(Exercise instructions) Filter the entries down to the lines holding "JSON", then copy those lines.

(Dataset entries)
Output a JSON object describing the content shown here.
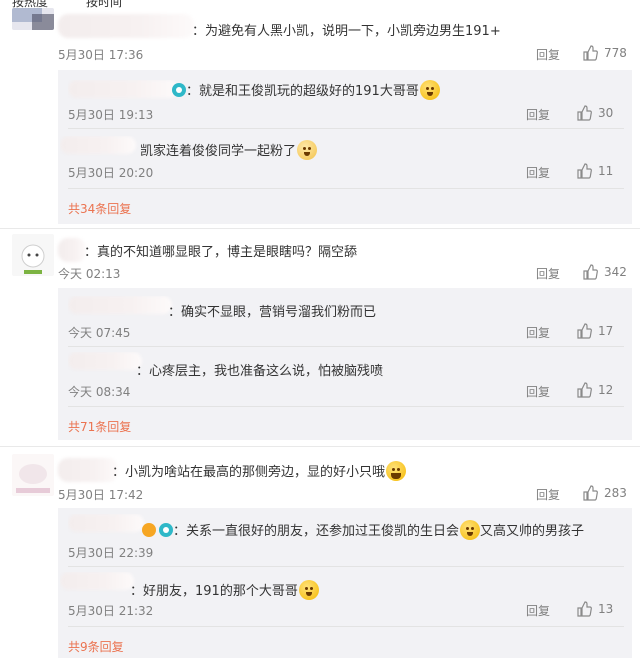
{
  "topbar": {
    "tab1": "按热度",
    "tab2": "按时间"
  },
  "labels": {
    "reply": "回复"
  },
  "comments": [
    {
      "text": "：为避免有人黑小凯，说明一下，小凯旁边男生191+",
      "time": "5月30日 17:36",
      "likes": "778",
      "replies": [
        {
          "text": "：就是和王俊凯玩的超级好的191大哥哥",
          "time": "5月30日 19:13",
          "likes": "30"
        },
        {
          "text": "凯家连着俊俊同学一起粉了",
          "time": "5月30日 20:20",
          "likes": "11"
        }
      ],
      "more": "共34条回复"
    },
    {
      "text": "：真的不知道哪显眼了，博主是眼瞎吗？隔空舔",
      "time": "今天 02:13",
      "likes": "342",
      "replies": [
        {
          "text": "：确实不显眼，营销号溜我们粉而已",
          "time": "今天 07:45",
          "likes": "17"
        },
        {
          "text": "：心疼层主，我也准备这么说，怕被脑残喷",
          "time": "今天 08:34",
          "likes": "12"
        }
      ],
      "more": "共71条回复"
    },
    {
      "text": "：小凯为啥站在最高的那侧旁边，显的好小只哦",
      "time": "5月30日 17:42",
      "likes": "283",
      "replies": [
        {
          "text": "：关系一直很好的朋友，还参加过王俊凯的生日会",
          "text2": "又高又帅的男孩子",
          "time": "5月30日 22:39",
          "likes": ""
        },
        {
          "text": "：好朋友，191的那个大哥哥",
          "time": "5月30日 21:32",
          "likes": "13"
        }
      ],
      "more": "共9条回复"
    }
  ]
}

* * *

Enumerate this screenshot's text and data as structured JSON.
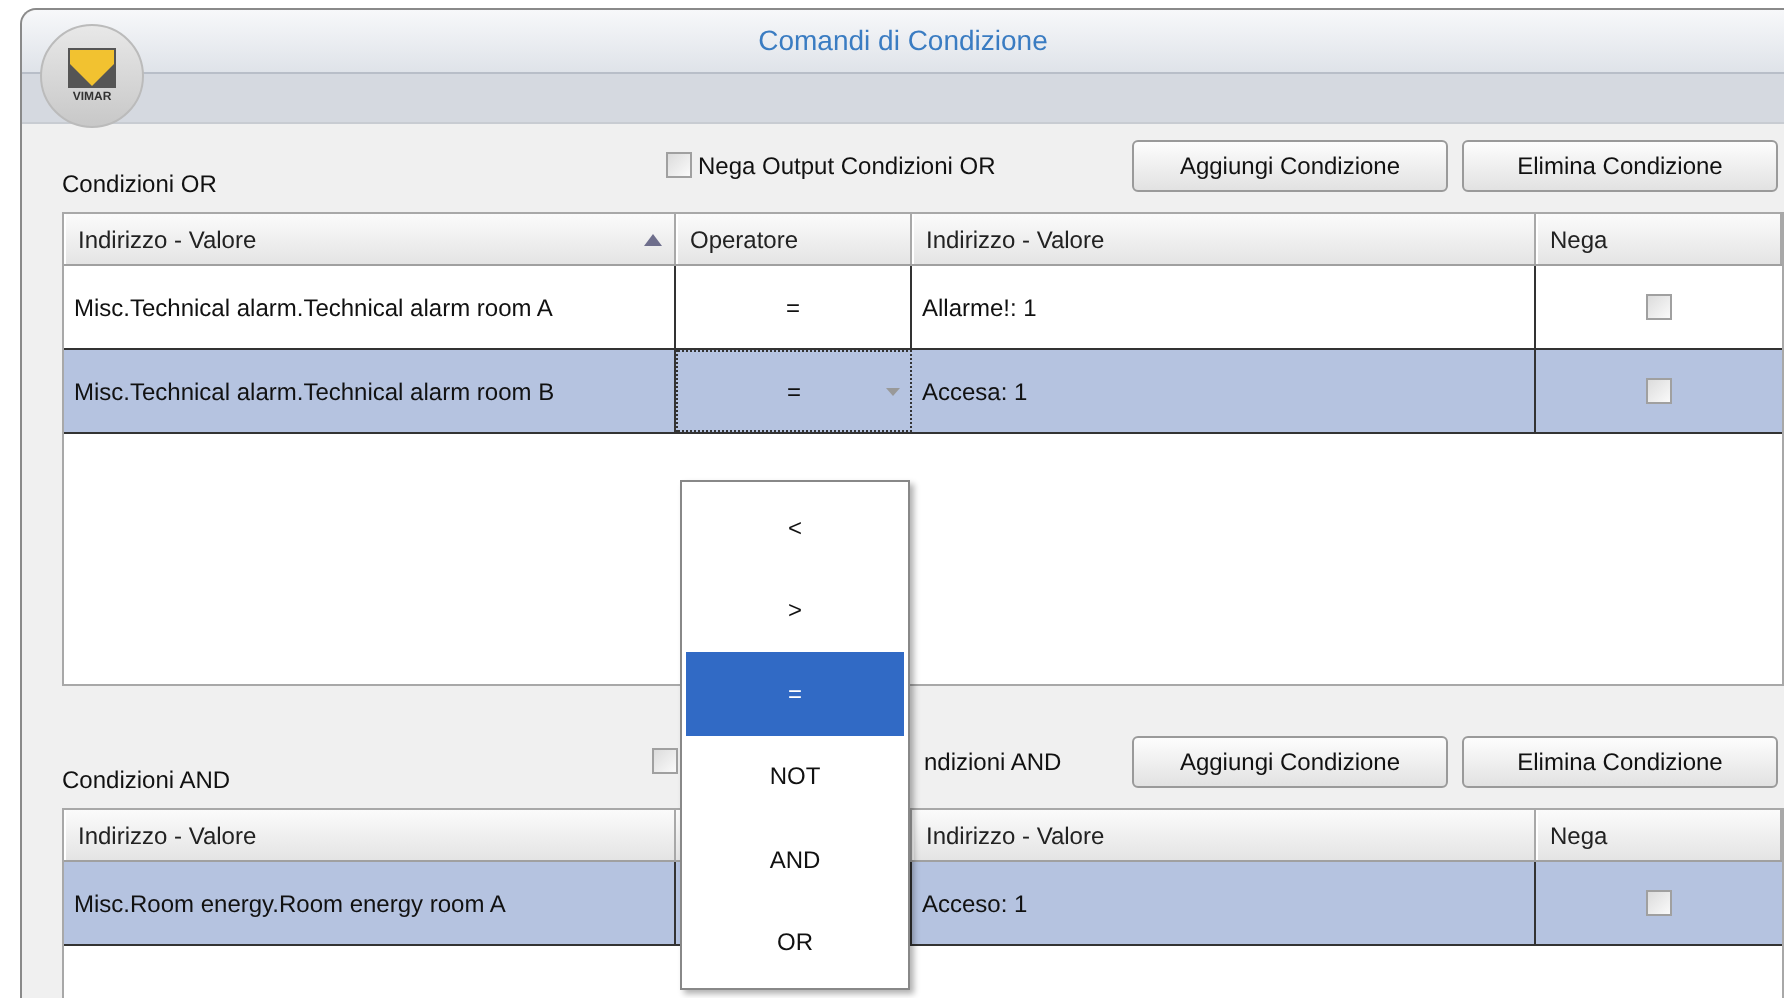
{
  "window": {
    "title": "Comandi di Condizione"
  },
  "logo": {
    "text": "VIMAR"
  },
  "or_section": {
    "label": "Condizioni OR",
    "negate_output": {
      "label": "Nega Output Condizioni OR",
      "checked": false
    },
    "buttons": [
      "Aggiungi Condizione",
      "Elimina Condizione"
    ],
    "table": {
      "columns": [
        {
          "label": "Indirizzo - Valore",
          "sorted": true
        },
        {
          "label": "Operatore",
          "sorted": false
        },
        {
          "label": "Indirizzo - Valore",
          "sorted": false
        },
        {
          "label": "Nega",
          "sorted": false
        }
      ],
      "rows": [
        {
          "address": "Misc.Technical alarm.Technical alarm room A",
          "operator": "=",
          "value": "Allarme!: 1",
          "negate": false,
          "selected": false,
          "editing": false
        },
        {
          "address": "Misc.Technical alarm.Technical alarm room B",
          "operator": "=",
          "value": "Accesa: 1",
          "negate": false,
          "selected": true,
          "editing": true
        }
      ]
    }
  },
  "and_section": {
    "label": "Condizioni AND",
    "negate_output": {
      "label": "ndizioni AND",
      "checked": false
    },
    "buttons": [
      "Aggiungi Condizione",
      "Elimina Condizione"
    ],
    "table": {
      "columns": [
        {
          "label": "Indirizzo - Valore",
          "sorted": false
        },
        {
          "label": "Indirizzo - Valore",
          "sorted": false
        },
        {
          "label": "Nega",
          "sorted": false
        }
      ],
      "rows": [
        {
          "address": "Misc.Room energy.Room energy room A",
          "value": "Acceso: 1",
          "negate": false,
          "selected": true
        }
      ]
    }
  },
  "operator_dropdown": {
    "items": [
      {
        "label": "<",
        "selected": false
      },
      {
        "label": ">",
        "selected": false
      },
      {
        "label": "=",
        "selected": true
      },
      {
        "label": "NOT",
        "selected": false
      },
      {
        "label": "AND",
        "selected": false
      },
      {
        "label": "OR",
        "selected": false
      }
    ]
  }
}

(Result below)
Output a JSON object describing the content shown here.
Enumerate this screenshot's text and data as structured JSON.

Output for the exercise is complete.